Americans aren't eligible to win the Classics Library, but maybe there'll be some fun stuff for us in the "secret" cache of prizes.

Penguin has been doing a lot of digital experimentation over the past few years, with varying results. (A Million Penguins, Penguin USA's collaborative writing project, fizzled quite spectacularly.) Still, "We Tell Stories" is really exciting, and I'll be tracking it with interest over the next month and a half. It's great to see traditional publishers playing around with the Internet for more than just marketing or distribution.

[Side note: Scholastic will be launching a similar, ARG-ish project in September. It's called "The 39 Clues"--not to be confused with "The 39 Steps."]
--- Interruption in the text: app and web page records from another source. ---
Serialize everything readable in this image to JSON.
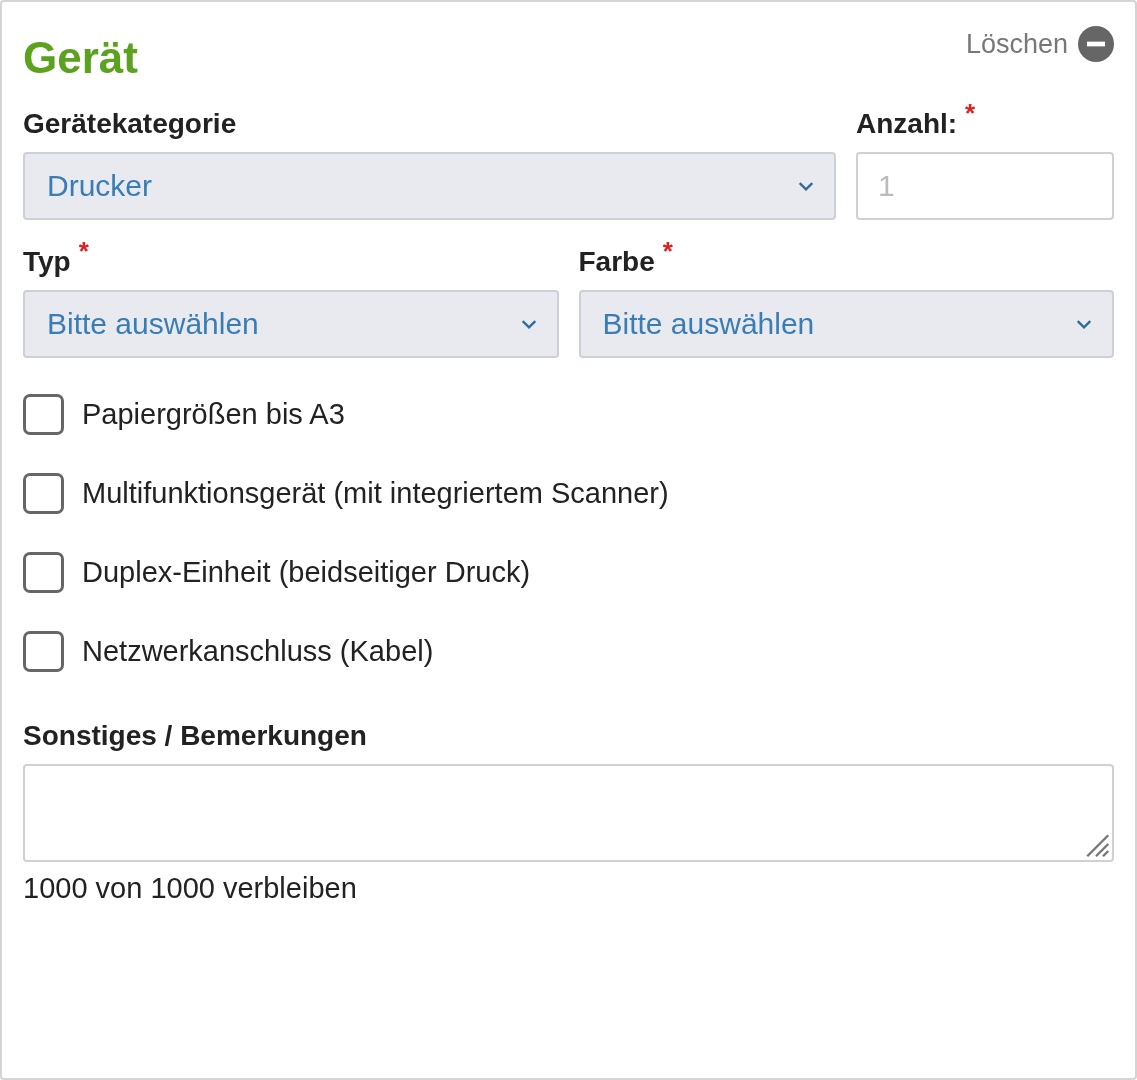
{
  "card": {
    "title": "Gerät",
    "delete_label": "Löschen"
  },
  "required_mark": "*",
  "field_rows": [
    {
      "fields": [
        {
          "kind": "select",
          "label": "Gerätekategorie",
          "required": false,
          "value": "Drucker"
        },
        {
          "kind": "number",
          "label": "Anzahl:",
          "required": true,
          "placeholder": "1"
        }
      ]
    },
    {
      "fields": [
        {
          "kind": "select",
          "label": "Typ",
          "required": true,
          "value": "Bitte auswählen"
        },
        {
          "kind": "select",
          "label": "Farbe",
          "required": true,
          "value": "Bitte auswählen"
        }
      ]
    }
  ],
  "options": [
    {
      "label": "Papiergrößen bis A3",
      "checked": false
    },
    {
      "label": "Multifunktionsgerät (mit integriertem Scanner)",
      "checked": false
    },
    {
      "label": "Duplex-Einheit (beidseitiger Druck)",
      "checked": false
    },
    {
      "label": "Netzwerkanschluss (Kabel)",
      "checked": false
    }
  ],
  "remarks": {
    "label": "Sonstiges / Bemerkungen",
    "counter": "1000 von 1000 verbleiben"
  }
}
Tuesday, March 4, 2008

Book videos on the net

This weeks sees the debut of two book-themed online-video initiatives.

Yesterday, Barnes & Noble (aka my old employer) launched B&N Studio, a special section of the website that hosts a range of video programming. It has a mix of archival material (videos of in-store lectures and other live events) and original "mini-documentaries."

Tagged!, a weekly series, gives the back story on new books. I watched the first episode and it was a little excruciating. The host, Molly Pesce, is set on high chirp mode, and the actual content was pretty thin--the three-and-a-half minute clip rounds up three authors who visited prisons to research their latest books, points out that Anne Rice and her son both have books coming out, and, pegged to the Oscars, lists books that have had recent movie adaptations. It's the video equivalent of an FOB chart, and the video format only emphasizes its fluffiness. Book Obsessed, a series that profiles all kinds of bibliophiles, is more fun, but I wish it would up the camp factor a bit. Obsessions are ridiculous! (As our Portfolio class is learning.)
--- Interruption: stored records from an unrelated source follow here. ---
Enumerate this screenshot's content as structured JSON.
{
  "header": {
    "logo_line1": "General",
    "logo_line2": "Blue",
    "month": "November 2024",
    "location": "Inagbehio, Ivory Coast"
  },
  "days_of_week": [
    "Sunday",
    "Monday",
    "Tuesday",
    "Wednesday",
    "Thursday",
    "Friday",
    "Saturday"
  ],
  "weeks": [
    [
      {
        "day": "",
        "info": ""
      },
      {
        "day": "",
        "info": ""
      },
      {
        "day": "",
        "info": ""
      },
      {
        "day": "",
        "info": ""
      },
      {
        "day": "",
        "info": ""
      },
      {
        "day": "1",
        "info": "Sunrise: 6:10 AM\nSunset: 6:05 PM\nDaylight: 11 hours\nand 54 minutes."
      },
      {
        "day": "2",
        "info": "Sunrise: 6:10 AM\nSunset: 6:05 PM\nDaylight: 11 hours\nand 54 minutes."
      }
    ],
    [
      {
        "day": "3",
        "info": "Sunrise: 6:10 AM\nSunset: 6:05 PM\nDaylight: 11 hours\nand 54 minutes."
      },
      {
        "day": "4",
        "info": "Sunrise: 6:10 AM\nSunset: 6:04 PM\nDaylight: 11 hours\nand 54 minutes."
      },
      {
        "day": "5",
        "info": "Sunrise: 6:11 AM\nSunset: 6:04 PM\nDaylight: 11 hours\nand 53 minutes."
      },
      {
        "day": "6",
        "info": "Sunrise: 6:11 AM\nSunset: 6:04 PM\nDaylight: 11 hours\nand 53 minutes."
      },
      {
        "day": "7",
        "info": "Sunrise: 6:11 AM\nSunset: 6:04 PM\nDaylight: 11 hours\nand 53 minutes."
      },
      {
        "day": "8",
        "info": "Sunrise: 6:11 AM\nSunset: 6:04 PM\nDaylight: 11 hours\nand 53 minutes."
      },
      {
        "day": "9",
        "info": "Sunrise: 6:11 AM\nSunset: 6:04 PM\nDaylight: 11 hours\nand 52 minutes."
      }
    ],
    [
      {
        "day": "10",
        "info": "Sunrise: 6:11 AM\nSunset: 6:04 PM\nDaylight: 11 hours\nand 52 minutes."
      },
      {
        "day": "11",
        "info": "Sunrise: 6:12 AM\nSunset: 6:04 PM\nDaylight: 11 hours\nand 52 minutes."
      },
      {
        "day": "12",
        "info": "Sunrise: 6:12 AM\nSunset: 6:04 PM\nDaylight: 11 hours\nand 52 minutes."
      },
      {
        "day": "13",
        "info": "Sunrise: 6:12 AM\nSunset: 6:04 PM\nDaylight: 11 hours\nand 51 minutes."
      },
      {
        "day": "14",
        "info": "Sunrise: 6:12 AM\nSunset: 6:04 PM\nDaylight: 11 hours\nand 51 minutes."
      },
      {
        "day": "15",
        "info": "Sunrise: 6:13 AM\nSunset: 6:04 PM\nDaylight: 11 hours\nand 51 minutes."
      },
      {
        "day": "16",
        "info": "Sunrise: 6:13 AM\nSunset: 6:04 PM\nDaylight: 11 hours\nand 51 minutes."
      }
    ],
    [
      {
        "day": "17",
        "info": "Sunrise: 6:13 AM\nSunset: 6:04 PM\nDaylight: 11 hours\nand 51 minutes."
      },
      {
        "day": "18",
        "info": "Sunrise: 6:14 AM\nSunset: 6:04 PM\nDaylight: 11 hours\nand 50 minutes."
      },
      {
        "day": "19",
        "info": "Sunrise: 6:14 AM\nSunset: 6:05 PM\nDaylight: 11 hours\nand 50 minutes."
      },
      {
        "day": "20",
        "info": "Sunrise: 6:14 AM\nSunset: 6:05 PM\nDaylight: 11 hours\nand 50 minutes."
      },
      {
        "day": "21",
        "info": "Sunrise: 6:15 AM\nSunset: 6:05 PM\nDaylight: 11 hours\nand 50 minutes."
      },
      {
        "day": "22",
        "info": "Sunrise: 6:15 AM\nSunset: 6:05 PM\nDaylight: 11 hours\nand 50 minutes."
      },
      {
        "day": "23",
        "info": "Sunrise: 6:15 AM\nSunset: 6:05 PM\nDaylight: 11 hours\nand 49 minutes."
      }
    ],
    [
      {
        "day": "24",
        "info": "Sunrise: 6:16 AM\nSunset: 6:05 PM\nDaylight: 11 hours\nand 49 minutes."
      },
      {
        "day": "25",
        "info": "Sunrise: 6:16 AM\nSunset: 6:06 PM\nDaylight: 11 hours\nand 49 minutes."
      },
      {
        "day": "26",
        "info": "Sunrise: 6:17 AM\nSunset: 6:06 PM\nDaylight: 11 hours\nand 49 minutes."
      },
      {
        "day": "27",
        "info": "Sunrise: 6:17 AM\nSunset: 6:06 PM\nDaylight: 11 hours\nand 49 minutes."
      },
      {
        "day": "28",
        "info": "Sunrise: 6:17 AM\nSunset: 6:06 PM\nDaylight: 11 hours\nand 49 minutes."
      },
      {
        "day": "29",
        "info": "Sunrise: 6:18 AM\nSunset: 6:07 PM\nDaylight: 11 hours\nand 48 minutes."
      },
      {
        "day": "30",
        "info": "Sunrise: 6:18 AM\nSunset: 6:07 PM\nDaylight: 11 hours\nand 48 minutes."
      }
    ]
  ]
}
I'm more excited by the archival stuff, like the hourlong "Upstairs at the Square" programs, in which authors get paired up with musicians and present their work jointly. (These seem to be a mix of audio and video recordings.) Now I just need to figure out how to download these to iTunes--because even if I'm excited about hearing Gary Shteyngart perform with Sondre Lerche, I'd much rather listen to it on my iPod, on the train, than on my laptop.

The other big debut is Titlepage, which is being billed as "a 21st century version of the Algonquin Round Table." (It was the subject of a NYTimes piece last month.) Hosted by Daniel Menaker--the former executive editor at Random House as well as a New Yorker fiction editor--the hourlong show features four thematically-linked authors sitting around a table, discussing their work. It promises to be a literary version of the oddly-compelling Dinner for Five, the Independent Film Channel series where Jon Favreau (of Swingers fame) gets a whole bunch of movie celebs drunk and blabbing. Unclear whether Titlepage has an alcohol budget.